Given information
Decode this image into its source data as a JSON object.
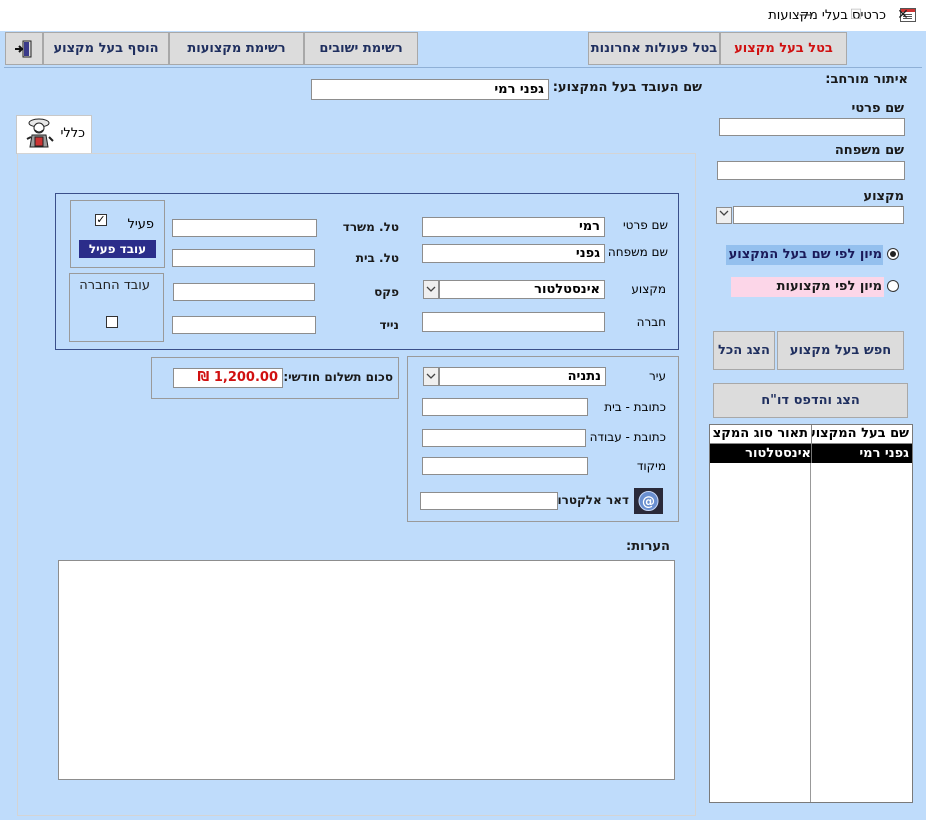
{
  "window": {
    "title": "כרטיס בעלי מקצועות",
    "min": "—",
    "max": "☐",
    "close": "✕"
  },
  "toolbar": {
    "cancel_pro": "בטל  בעל מקצוע",
    "undo_recent": "בטל פעולות אחרונות",
    "settlements_list": "רשימת ישובים",
    "professions_list": "רשימת מקצועות",
    "add_pro": "הוסף בעל מקצוע",
    "exit_icon": "exit-door-icon"
  },
  "search": {
    "heading": "איתור מורחב:",
    "first_name_label": "שם פרטי",
    "first_name_value": "",
    "last_name_label": "שם משפחה",
    "last_name_value": "",
    "profession_label": "מקצוע",
    "profession_value": "",
    "sort_by_name": "מיון לפי שם בעל המקצוע",
    "sort_by_profession": "מיון לפי מקצועות",
    "search_button": "חפש בעל מקצוע",
    "show_all_button": "הצג הכל",
    "report_button": "הצג והדפס דו\"ח",
    "list_headers": [
      "שם בעל המקצוע",
      "תאור סוג המקצ"
    ],
    "list_rows": [
      {
        "name": "גפני רמי",
        "profession": "אינסטלטור"
      }
    ]
  },
  "header": {
    "worker_label": "שם העובד בעל המקצוע:",
    "worker_value": "גפני רמי"
  },
  "tab": {
    "label": "כללי",
    "icon": "worker-icon"
  },
  "form": {
    "first_name_label": "שם פרטי",
    "first_name": "רמי",
    "last_name_label": "שם משפחה",
    "last_name": "גפני",
    "profession_label": "מקצוע",
    "profession": "אינסטלטור",
    "company_label": "חברה",
    "company": "",
    "office_phone_label": "טל. משרד",
    "office_phone": "",
    "home_phone_label": "טל. בית",
    "home_phone": "",
    "fax_label": "פקס",
    "fax": "",
    "mobile_label": "נייד",
    "mobile": "",
    "active_label": "פעיל",
    "active_checked": true,
    "active_badge": "עובד פעיל",
    "company_employee_label": "עובד החברה",
    "company_employee_checked": false,
    "monthly_payment_label": "סכום תשלום חודשי:",
    "monthly_payment": "1,200.00 ₪",
    "city_label": "עיר",
    "city": "נתניה",
    "home_address_label": "כתובת - בית",
    "home_address": "",
    "work_address_label": "כתובת - עבודה",
    "work_address": "",
    "zip_label": "מיקוד",
    "zip": "",
    "email_label": "דאר אלקטרוני",
    "email": "",
    "email_icon": "email-at-icon",
    "notes_label": "הערות:",
    "notes": ""
  }
}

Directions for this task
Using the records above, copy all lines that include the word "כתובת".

Answer to this exercise
    "home_address_label": "כתובת - בית",
    "work_address_label": "כתובת - עבודה",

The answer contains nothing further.